Your baby will require breast milk or cow’s milk formula as her main drink up to 12 months of age. This is to ensure she receives sufficient calories, protein, calcium and other essential micronutrients. As you plan on returning to work and weaning her off your milk, it is advisable you introduce a follow-on formula until she is at least one. Between 500-600ml of formula per day will be adequate at this stage. Cows’ milk can be introduced into cooking from 6 months of age, however it is not suitable as a drink until after 12 months of age. When you do introduce cow’s milk, use full-cream milk until at least two years of age to ensure sufficient calories and vitamin A to support your child’s needs.
Goats’ milk and sheep’s milk; condensed or evaporated milks; as well as dairy-free alternatives such
A newborn can’t understand the sounds around him, but he is already learning to know the world through his ears. Babies prefer human voices to any other sound. They also prefer high voices. Your instinct to do “’baby talk” is therefore spot on!

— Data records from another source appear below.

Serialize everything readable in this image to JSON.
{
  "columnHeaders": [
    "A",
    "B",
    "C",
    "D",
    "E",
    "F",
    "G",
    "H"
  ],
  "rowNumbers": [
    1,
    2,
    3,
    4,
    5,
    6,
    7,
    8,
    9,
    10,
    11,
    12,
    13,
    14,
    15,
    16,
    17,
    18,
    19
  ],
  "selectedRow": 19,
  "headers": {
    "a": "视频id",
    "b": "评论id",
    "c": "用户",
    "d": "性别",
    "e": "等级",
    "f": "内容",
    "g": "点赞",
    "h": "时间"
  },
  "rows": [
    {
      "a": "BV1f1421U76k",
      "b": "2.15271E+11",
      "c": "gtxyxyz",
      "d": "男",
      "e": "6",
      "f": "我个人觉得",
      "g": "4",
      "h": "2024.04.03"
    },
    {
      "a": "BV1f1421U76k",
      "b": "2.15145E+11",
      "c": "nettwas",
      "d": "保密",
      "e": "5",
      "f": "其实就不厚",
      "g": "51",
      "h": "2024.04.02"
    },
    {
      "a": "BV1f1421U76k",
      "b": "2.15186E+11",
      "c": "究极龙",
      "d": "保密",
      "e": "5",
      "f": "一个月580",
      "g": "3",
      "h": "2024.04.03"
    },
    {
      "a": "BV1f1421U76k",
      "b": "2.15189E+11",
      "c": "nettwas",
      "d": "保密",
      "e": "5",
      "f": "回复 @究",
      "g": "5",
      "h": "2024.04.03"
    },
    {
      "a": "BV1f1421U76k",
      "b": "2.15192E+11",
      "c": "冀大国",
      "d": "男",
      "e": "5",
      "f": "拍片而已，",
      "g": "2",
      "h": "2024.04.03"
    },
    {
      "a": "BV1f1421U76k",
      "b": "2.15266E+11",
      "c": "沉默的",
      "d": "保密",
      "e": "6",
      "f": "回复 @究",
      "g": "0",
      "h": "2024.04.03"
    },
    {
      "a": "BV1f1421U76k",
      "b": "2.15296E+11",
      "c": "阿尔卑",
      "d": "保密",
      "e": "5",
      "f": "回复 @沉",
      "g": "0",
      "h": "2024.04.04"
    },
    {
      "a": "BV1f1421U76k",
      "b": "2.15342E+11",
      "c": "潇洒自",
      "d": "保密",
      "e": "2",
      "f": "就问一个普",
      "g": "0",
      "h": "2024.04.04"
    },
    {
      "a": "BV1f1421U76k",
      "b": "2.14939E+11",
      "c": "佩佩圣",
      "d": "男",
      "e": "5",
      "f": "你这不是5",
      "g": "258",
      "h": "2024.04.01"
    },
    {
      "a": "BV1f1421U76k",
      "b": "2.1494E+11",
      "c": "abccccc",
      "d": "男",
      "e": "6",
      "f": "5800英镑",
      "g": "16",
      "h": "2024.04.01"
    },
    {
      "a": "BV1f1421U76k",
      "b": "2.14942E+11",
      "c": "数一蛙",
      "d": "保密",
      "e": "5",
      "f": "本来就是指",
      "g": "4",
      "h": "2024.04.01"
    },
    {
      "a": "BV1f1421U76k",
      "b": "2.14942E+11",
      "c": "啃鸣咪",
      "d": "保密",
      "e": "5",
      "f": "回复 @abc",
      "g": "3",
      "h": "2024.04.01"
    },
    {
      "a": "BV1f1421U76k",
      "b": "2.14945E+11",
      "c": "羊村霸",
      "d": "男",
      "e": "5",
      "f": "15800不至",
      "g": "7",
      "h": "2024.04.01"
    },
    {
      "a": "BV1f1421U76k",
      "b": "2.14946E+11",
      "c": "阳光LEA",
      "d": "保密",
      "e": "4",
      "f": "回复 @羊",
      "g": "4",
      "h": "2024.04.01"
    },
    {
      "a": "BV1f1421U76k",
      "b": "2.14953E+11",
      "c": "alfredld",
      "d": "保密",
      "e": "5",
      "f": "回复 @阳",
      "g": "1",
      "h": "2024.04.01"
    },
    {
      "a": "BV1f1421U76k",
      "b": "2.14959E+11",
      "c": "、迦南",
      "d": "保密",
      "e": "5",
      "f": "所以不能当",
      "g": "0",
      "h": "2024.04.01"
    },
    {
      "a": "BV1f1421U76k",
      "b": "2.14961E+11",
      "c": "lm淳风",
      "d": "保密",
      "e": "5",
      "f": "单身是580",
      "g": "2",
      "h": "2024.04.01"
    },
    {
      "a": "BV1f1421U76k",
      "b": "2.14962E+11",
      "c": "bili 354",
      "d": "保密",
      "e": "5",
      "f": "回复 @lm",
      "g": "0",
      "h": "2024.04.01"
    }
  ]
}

As your baby gets older, his ability to hear and distinguish between sounds will improve. Between three and seven months he will distinguish between sounds and even recognise his own name at seven months. Between eight and 12 months your baby will listen when spoken to and he will recognise simple words such as ball and bath.
Chat to your baby often. Play music for him to enjoy. Avoid unnecessary noise, such as the television on when nobody is watching. ✓ Sing to your baby. He loves your voice. This is your baby’s strongest sense at birth. He is very sensitive to smells and does not like bad smells.
If you observe your baby carefully, you will become aware of how his sense of smell develops. Somewhere between three and seven months he will start to smell the food you prepare for the family and he might begin to show an interest.
Once he has mastered solids, you can start giving him a softer version of your food. This is how he learns to connect smell and taste with each other. From eight months you can start to stimulate his sense of smell. Walk outside and give him things to sniff, from flowers to the smell of a rubber ball.
✓ Avoid strongly perfumed soap and washing powder because they can over stimulate baby’s sense of smell. ✓ Avoid perfume while breastfeeding. In the first few months of life, your baby is dependent on you for touch. He does not have the hand-eye coordination to touch things himself.
He is very sensitive to touch and prefers soft materials. Babies also feel with their mouth, and from four months they learn to bring objects to the mouth for further exploration. Now is the time to introduce your baby to different textures. When he begins to move, he will be free te explore the world and textures and surfaces in your house and garden.
✓ Make a lot of skin to skin contact with your baby. This makes him feel safe and even gives his immune system a boost. ✓ Massage your baby. ✓ Introduce your older baby to different textures or temperatures. ✓ Let your baby enjoy messy play.